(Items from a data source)

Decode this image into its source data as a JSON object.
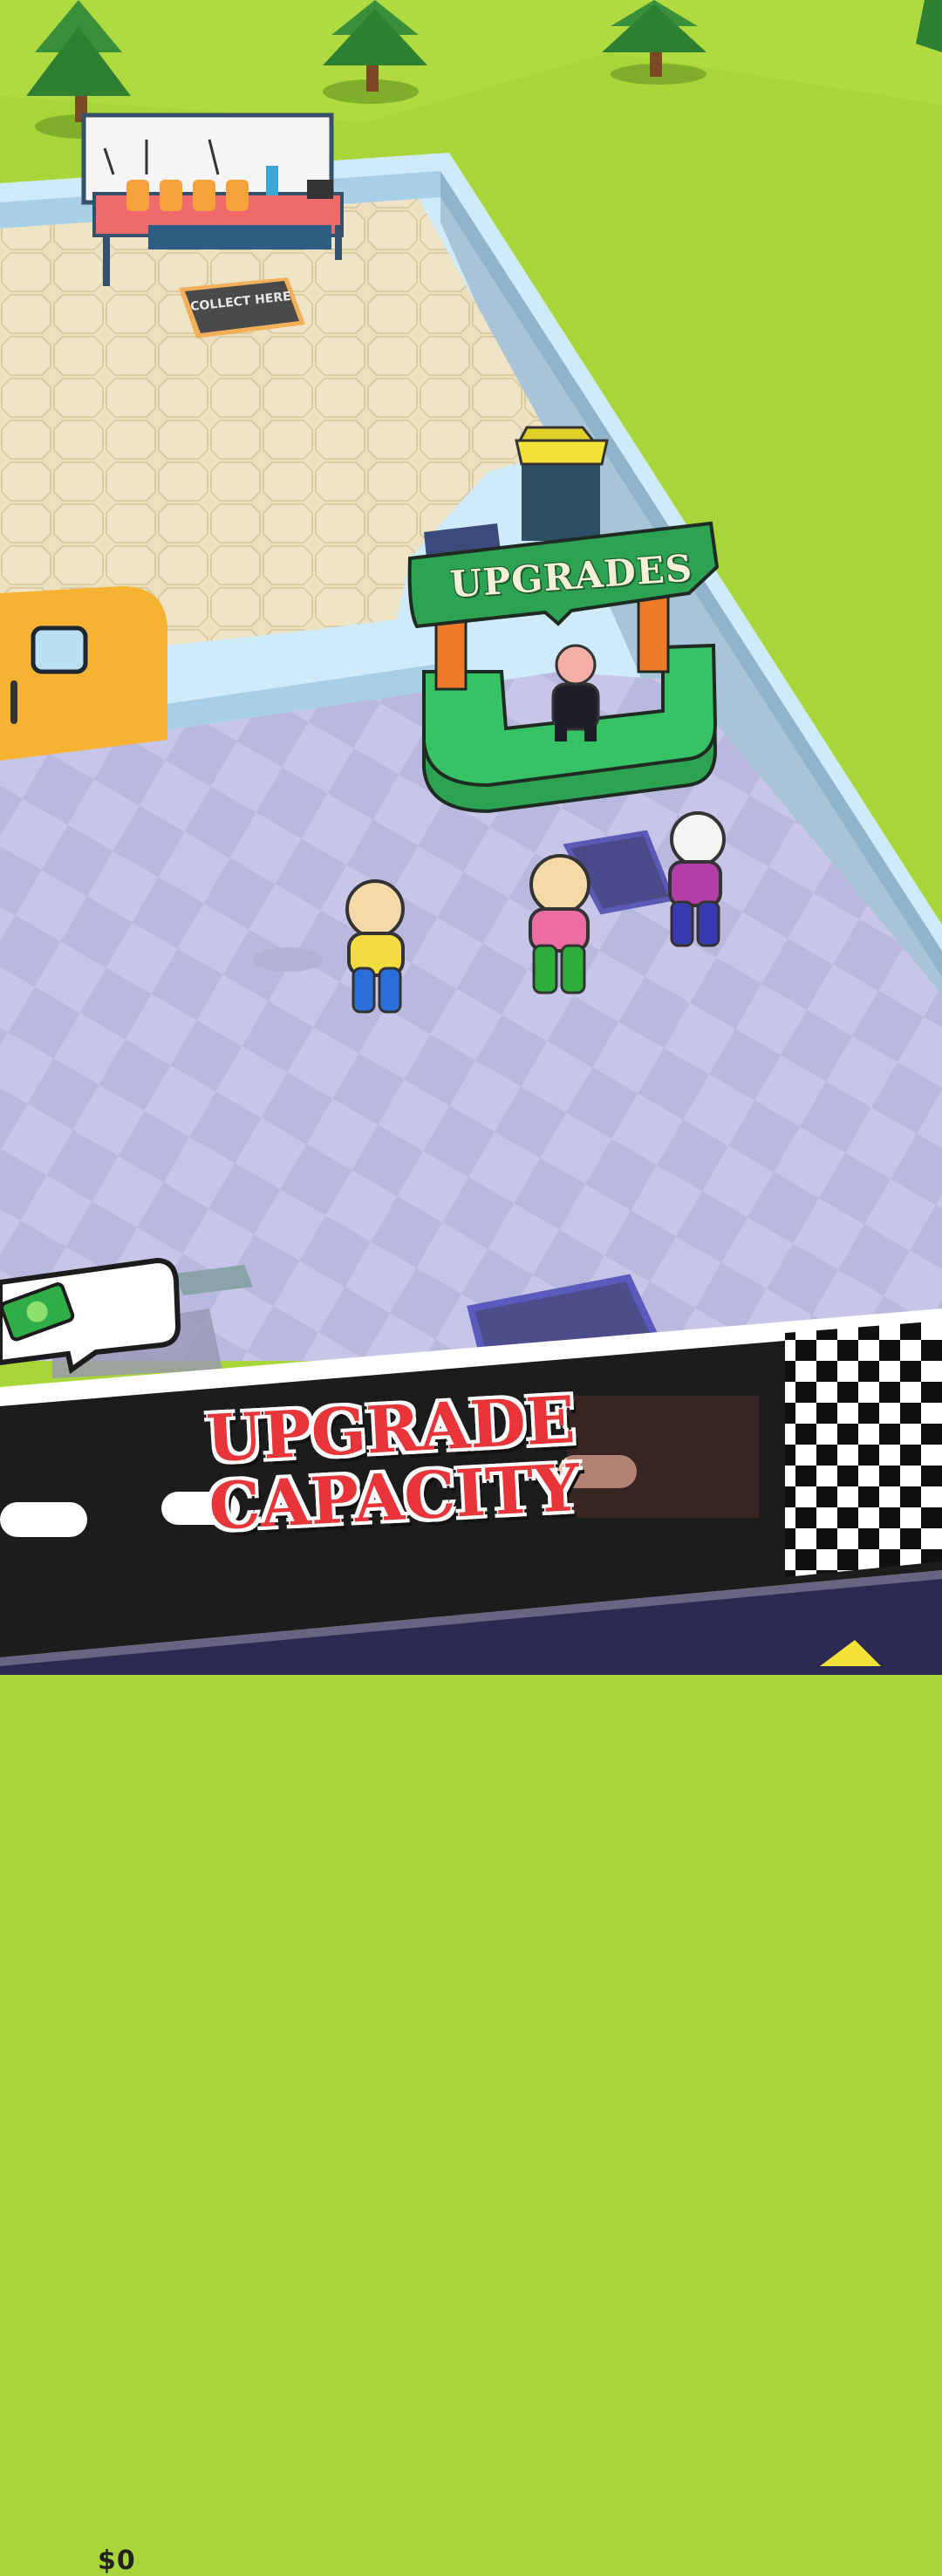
{
  "game": {
    "money": "$0",
    "upgrades_sign": "UPGRADES",
    "collect_zone": "COLLECT HERE",
    "banner": {
      "line1": "UPGRADE",
      "line2": "CAPACITY"
    }
  },
  "colors": {
    "grass": "#a8d63a",
    "tile_floor": "#ece0bf",
    "purple_floor": "#c5c4e6",
    "wall": "#bfe0f5",
    "upgrades_booth": "#2fb35a",
    "banner_red": "#e8353a",
    "road": "#1c1c1c"
  },
  "icons": [
    "cash-icon",
    "money-bubble",
    "trash-bin",
    "tool-workbench",
    "finish-checkered-flag"
  ]
}
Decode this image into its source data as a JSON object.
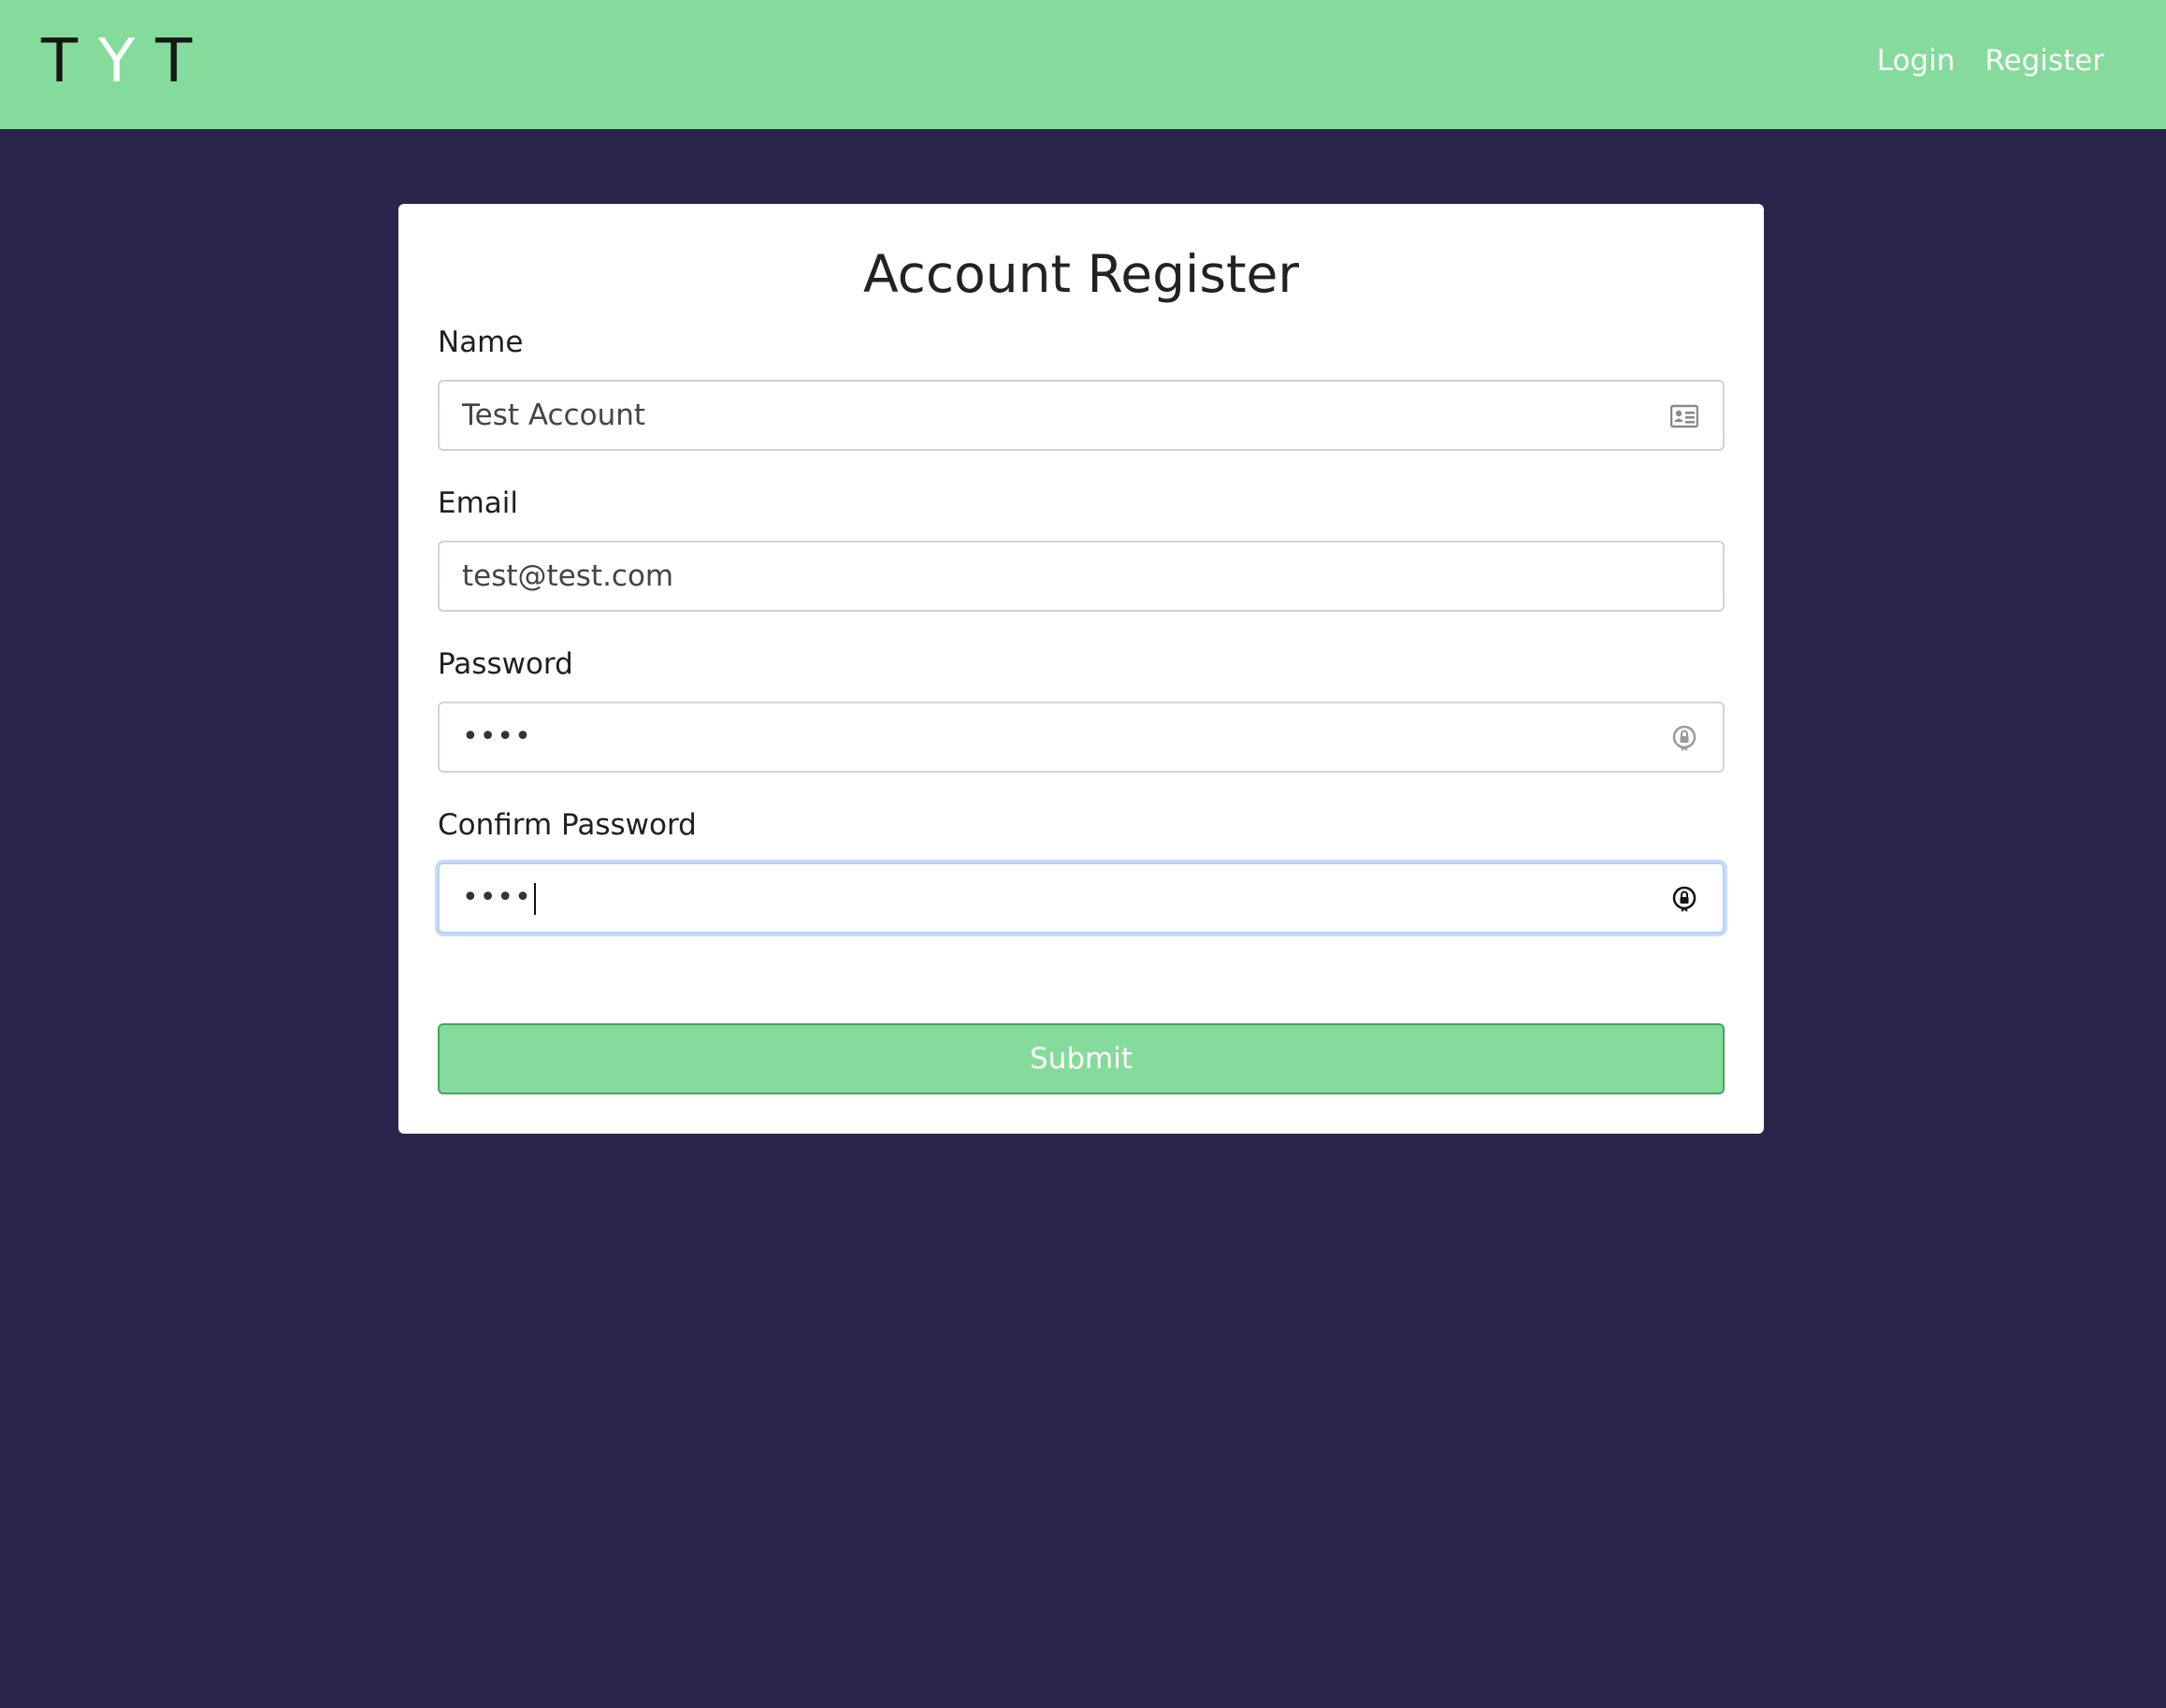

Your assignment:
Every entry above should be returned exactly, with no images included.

Your response:
Decode this image into its source data as a JSON object.
{
  "game": {
    "money": "$0",
    "upgrades_sign": "UPGRADES",
    "collect_zone": "COLLECT HERE",
    "banner": {
      "line1": "UPGRADE",
      "line2": "CAPACITY"
    }
  },
  "colors": {
    "grass": "#a8d63a",
    "tile_floor": "#ece0bf",
    "purple_floor": "#c5c4e6",
    "wall": "#bfe0f5",
    "upgrades_booth": "#2fb35a",
    "banner_red": "#e8353a",
    "road": "#1c1c1c"
  },
  "icons": [
    "cash-icon",
    "money-bubble",
    "trash-bin",
    "tool-workbench",
    "finish-checkered-flag"
  ]
}
Decode this image into its source data as a JSON object.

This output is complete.